Barefoot in the Alps
The Swiss have learnt to pronounce Paresh Maity's name almost as well as in his native Bengal. At Art Masters in St Moritz, Switzerland, his Mystic Abode installation of 8,000 temple bells has been placed outside the very snooty and old-world Badrutt's Hotel and commands attention. Jayasri Burman's sculpture of a goddess-like Dharitri with swans has been snapped up by an Italian collector. We've been to the Engadin Museum to view Nalini Malani's video installations, glimpsed Jitish Kallat's 14 Lives, been charmed by Mathias Brunner's film installation based on Satyajit Ray's Jalsaghar, appropriately titled The Music Room. I've seen Subodh Gupta's School earlier in New Delhi, but am sorry to miss some of the other Indian artists' works, notably a collective ode to Maximum City.
Art Masters is celebrating India Week - last year China was featured - and Indian artists are getting a viewing throughout the spread of St Moritz. I am here for the launch of a book on M F Husain, commissioned by the Switzerland-based Stellar International Art Foundation, which has a selection of some of his most iconic series not previously aired, and some of which have been displayed for the first time, whether privately or publicly. Even though Art Masters tends to signify the contemporary, Husain's work is regarded by many as being "fresh". The barefoot artist would have been charmed.
India aside, there's lots to see even casually across St Moritz. Such as the massive shopping bag installations by different artists consisting of digital prints over aluminium, Loris Hersberger's Dystopia Stalker that resembles a smashed bus shelter, Joel Shapiro's sculpture, Hubert Kiecol's Reise Nach that briefly diverts our attention about the future of art, and another installation at the Kempinski Hotel by Arne Quinze literally worth its weight in 45 kg of gold.
Art Masters isn't an art fair. Now in its seventh edition, it is a hothouse property simply because it addresses an exclusive community of billionaires and millionaires. Its location makes it easy for the Italians to drive over for casual viewings. For now, it is being viewed simply as another activity on St Moritz's already crowded calendar of programmes. Sponsors bring in the money, even though it is all very discreet in the finest Swiss tradition. There's Mercedes-Benz, for instance, or Leica, Mont Blanc and Cartier, and there's no loss in their target audience simply because of an absence of the hoi-polloi in St Moritz.

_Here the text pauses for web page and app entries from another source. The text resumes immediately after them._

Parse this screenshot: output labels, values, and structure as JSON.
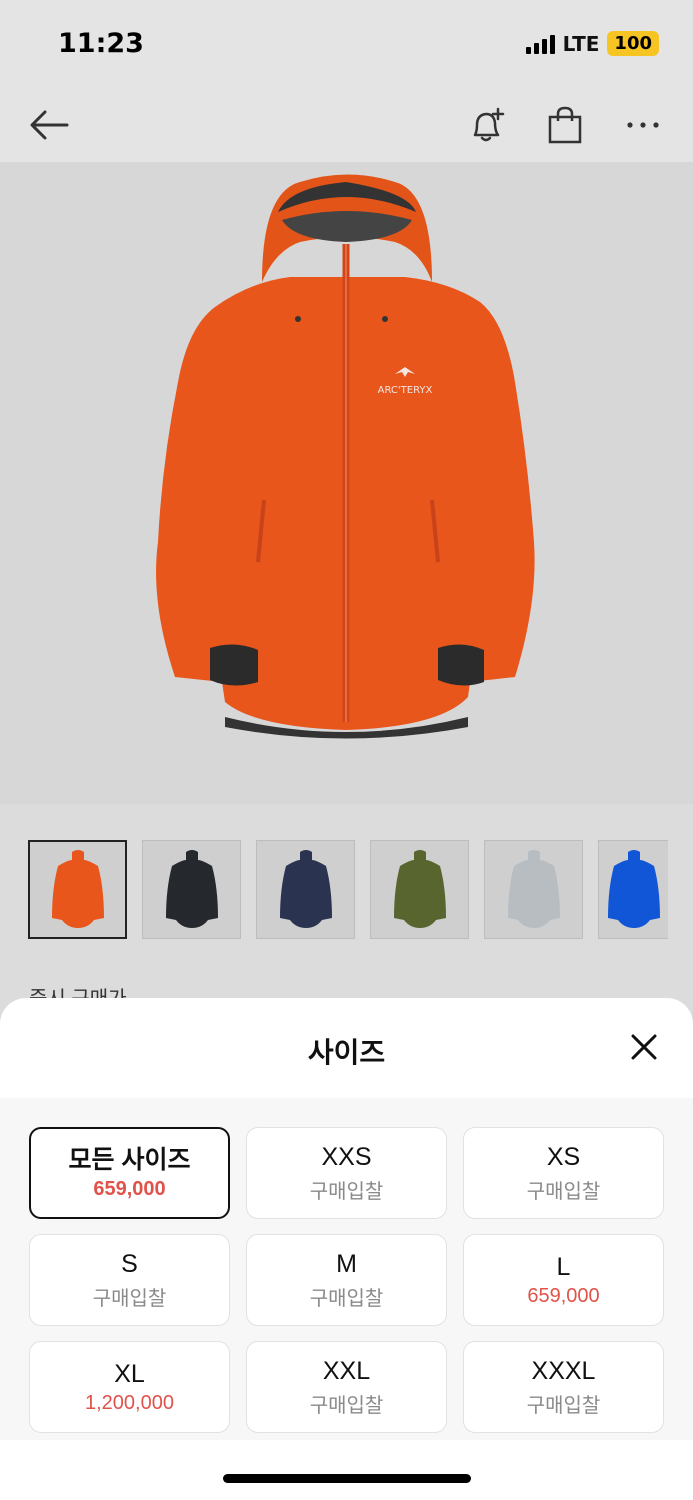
{
  "status": {
    "time": "11:23",
    "network": "LTE",
    "battery": "100"
  },
  "nav": {
    "icons": [
      "arrow-left-icon",
      "bell-plus-icon",
      "shopping-bag-icon",
      "more-icon"
    ]
  },
  "product": {
    "brand_logo_text": "ARC'TERYX",
    "thumbnail_colors": [
      "#e8561c",
      "#25282c",
      "#2a3350",
      "#58652f",
      "#b8bdc2",
      "#1256d8"
    ]
  },
  "behind_label": "즉시 구매가",
  "sheet": {
    "title": "사이즈",
    "sizes": [
      {
        "name": "모든 사이즈",
        "price": "659,000"
      },
      {
        "name": "XXS",
        "price": "구매입찰"
      },
      {
        "name": "XS",
        "price": "구매입찰"
      },
      {
        "name": "S",
        "price": "구매입찰"
      },
      {
        "name": "M",
        "price": "구매입찰"
      },
      {
        "name": "L",
        "price": "659,000"
      },
      {
        "name": "XL",
        "price": "1,200,000"
      },
      {
        "name": "XXL",
        "price": "구매입찰"
      },
      {
        "name": "XXXL",
        "price": "구매입찰"
      }
    ]
  },
  "colors": {
    "accent_red": "#e0534a",
    "jacket_orange": "#e8561c"
  }
}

This very exclusivity has stirred interest in the boutique event, made interesting for being small and manageable where art fairs are large and chaotic. Artists and their galleries view this as a prestigious platform, though it's difficult to get in because there are no pavilions to buy, so you have to appeal to its organisers and curators. Groups of visitors such as those brought in by Maserati come for viewings as they might any other attraction, and can turn into spontaneous buyers in an instant. Necessarily, though, much of the art is in the nature of public installations, not something that might easily fit into a city flat.
How might India feature at Art Masters in future? If this year was any indication, last year's China exposition did little for its presence in 2014. India, then, might not find much place in 2015 but for the presence of the Stellar International Art Foundation which might want to review its gains for Indian art and its own activities from its support this year. If interest in this year's Art Masters was anything to go by, tastes in St Moritz can be eclectic and not defined by provincial nationalism. Could it become the sounding board for the second coming of Indian contemporary art? Don't hold your breath on that one yet.
Kishore Singh | New Delhi August 30, 2014 Last Updated at 00:07 IST